PROVIDED RECORDS below:

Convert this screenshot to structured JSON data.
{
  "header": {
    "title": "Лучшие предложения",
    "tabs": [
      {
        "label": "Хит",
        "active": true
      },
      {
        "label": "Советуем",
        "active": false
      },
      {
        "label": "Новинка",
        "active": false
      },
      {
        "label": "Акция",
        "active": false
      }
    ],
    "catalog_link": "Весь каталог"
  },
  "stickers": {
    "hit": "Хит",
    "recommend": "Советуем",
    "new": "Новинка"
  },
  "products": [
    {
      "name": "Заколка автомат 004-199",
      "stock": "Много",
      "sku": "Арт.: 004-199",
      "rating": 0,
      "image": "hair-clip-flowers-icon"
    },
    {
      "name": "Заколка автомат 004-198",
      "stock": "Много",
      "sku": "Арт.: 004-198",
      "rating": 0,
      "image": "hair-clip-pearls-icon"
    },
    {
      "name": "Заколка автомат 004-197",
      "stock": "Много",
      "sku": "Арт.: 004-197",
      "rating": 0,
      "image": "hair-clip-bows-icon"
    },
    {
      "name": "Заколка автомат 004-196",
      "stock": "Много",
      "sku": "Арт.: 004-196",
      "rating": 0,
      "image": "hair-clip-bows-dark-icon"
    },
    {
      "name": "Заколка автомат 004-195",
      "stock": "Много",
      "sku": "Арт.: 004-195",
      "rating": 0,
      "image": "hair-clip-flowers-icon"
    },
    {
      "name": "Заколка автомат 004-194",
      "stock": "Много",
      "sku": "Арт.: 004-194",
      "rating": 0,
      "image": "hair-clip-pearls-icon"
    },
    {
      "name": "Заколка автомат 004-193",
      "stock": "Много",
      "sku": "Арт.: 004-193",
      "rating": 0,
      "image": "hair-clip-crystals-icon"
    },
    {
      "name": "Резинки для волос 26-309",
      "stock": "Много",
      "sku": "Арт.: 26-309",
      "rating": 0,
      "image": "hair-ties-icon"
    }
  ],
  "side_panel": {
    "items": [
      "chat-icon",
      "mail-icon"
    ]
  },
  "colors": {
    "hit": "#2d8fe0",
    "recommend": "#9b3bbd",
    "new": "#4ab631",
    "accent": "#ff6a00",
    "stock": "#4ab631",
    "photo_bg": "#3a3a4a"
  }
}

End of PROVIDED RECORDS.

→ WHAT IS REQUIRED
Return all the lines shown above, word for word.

→ PROBLEM SOLUTION
Convert this screenshot to structured JSON data.
{
  "header": {
    "title": "Лучшие предложения",
    "tabs": [
      {
        "label": "Хит",
        "active": true
      },
      {
        "label": "Советуем",
        "active": false
      },
      {
        "label": "Новинка",
        "active": false
      },
      {
        "label": "Акция",
        "active": false
      }
    ],
    "catalog_link": "Весь каталог"
  },
  "stickers": {
    "hit": "Хит",
    "recommend": "Советуем",
    "new": "Новинка"
  },
  "products": [
    {
      "name": "Заколка автомат 004-199",
      "stock": "Много",
      "sku": "Арт.: 004-199",
      "rating": 0,
      "image": "hair-clip-flowers-icon"
    },
    {
      "name": "Заколка автомат 004-198",
      "stock": "Много",
      "sku": "Арт.: 004-198",
      "rating": 0,
      "image": "hair-clip-pearls-icon"
    },
    {
      "name": "Заколка автомат 004-197",
      "stock": "Много",
      "sku": "Арт.: 004-197",
      "rating": 0,
      "image": "hair-clip-bows-icon"
    },
    {
      "name": "Заколка автомат 004-196",
      "stock": "Много",
      "sku": "Арт.: 004-196",
      "rating": 0,
      "image": "hair-clip-bows-dark-icon"
    },
    {
      "name": "Заколка автомат 004-195",
      "stock": "Много",
      "sku": "Арт.: 004-195",
      "rating": 0,
      "image": "hair-clip-flowers-icon"
    },
    {
      "name": "Заколка автомат 004-194",
      "stock": "Много",
      "sku": "Арт.: 004-194",
      "rating": 0,
      "image": "hair-clip-pearls-icon"
    },
    {
      "name": "Заколка автомат 004-193",
      "stock": "Много",
      "sku": "Арт.: 004-193",
      "rating": 0,
      "image": "hair-clip-crystals-icon"
    },
    {
      "name": "Резинки для волос 26-309",
      "stock": "Много",
      "sku": "Арт.: 26-309",
      "rating": 0,
      "image": "hair-ties-icon"
    }
  ],
  "side_panel": {
    "items": [
      "chat-icon",
      "mail-icon"
    ]
  },
  "colors": {
    "hit": "#2d8fe0",
    "recommend": "#9b3bbd",
    "new": "#4ab631",
    "accent": "#ff6a00",
    "stock": "#4ab631",
    "photo_bg": "#3a3a4a"
  }
}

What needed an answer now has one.